> [What to work on]: All of the data below must be repeated exactly.
*-*-*
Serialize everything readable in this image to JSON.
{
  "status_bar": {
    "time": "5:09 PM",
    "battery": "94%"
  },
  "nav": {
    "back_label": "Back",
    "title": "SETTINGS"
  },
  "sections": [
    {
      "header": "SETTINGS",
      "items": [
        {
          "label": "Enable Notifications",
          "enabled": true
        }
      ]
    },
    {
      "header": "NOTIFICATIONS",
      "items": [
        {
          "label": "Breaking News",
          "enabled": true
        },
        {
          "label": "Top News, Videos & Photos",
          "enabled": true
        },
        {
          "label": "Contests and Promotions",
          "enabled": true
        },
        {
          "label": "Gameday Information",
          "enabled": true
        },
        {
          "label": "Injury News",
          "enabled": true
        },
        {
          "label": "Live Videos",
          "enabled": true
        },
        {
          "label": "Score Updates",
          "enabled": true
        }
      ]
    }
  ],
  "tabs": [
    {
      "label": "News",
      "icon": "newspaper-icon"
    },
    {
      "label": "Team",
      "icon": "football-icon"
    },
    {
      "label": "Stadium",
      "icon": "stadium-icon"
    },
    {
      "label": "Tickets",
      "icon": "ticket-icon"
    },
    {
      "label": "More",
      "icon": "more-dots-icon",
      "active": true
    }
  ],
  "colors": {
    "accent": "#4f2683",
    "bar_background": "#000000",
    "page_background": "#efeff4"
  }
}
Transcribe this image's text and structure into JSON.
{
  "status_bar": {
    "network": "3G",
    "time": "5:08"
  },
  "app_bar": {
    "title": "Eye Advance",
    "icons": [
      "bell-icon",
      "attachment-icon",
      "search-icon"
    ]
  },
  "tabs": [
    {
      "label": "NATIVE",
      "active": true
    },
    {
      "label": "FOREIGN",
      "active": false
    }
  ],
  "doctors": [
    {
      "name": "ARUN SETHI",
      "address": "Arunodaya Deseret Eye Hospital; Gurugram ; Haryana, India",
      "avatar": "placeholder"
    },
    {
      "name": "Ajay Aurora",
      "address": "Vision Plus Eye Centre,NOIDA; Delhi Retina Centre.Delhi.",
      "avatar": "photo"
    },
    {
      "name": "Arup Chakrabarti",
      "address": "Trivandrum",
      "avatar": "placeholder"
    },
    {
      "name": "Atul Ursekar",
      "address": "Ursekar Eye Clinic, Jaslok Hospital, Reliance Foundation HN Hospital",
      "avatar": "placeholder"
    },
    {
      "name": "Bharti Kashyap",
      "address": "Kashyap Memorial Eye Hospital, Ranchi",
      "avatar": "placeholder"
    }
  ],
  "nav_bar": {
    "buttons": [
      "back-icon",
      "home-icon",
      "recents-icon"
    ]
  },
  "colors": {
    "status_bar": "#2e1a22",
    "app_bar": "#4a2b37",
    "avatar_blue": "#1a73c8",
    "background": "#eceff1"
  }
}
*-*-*
> [Result below]:
Serialize everything readable in this image to JSON.
{
  "status_bar": {
    "time": "5:09 PM",
    "battery": "94%"
  },
  "nav": {
    "back_label": "Back",
    "title": "SETTINGS"
  },
  "sections": [
    {
      "header": "SETTINGS",
      "items": [
        {
          "label": "Enable Notifications",
          "enabled": true
        }
      ]
    },
    {
      "header": "NOTIFICATIONS",
      "items": [
        {
          "label": "Breaking News",
          "enabled": true
        },
        {
          "label": "Top News, Videos & Photos",
          "enabled": true
        },
        {
          "label": "Contests and Promotions",
          "enabled": true
        },
        {
          "label": "Gameday Information",
          "enabled": true
        },
        {
          "label": "Injury News",
          "enabled": true
        },
        {
          "label": "Live Videos",
          "enabled": true
        },
        {
          "label": "Score Updates",
          "enabled": true
        }
      ]
    }
  ],
  "tabs": [
    {
      "label": "News",
      "icon": "newspaper-icon"
    },
    {
      "label": "Team",
      "icon": "football-icon"
    },
    {
      "label": "Stadium",
      "icon": "stadium-icon"
    },
    {
      "label": "Tickets",
      "icon": "ticket-icon"
    },
    {
      "label": "More",
      "icon": "more-dots-icon",
      "active": true
    }
  ],
  "colors": {
    "accent": "#4f2683",
    "bar_background": "#000000",
    "page_background": "#efeff4"
  }
}
Transcribe this image's text and structure into JSON.
{
  "status_bar": {
    "network": "3G",
    "time": "5:08"
  },
  "app_bar": {
    "title": "Eye Advance",
    "icons": [
      "bell-icon",
      "attachment-icon",
      "search-icon"
    ]
  },
  "tabs": [
    {
      "label": "NATIVE",
      "active": true
    },
    {
      "label": "FOREIGN",
      "active": false
    }
  ],
  "doctors": [
    {
      "name": "ARUN SETHI",
      "address": "Arunodaya Deseret Eye Hospital; Gurugram ; Haryana, India",
      "avatar": "placeholder"
    },
    {
      "name": "Ajay Aurora",
      "address": "Vision Plus Eye Centre,NOIDA; Delhi Retina Centre.Delhi.",
      "avatar": "photo"
    },
    {
      "name": "Arup Chakrabarti",
      "address": "Trivandrum",
      "avatar": "placeholder"
    },
    {
      "name": "Atul Ursekar",
      "address": "Ursekar Eye Clinic, Jaslok Hospital, Reliance Foundation HN Hospital",
      "avatar": "placeholder"
    },
    {
      "name": "Bharti Kashyap",
      "address": "Kashyap Memorial Eye Hospital, Ranchi",
      "avatar": "placeholder"
    }
  ],
  "nav_bar": {
    "buttons": [
      "back-icon",
      "home-icon",
      "recents-icon"
    ]
  },
  "colors": {
    "status_bar": "#2e1a22",
    "app_bar": "#4a2b37",
    "avatar_blue": "#1a73c8",
    "background": "#eceff1"
  }
}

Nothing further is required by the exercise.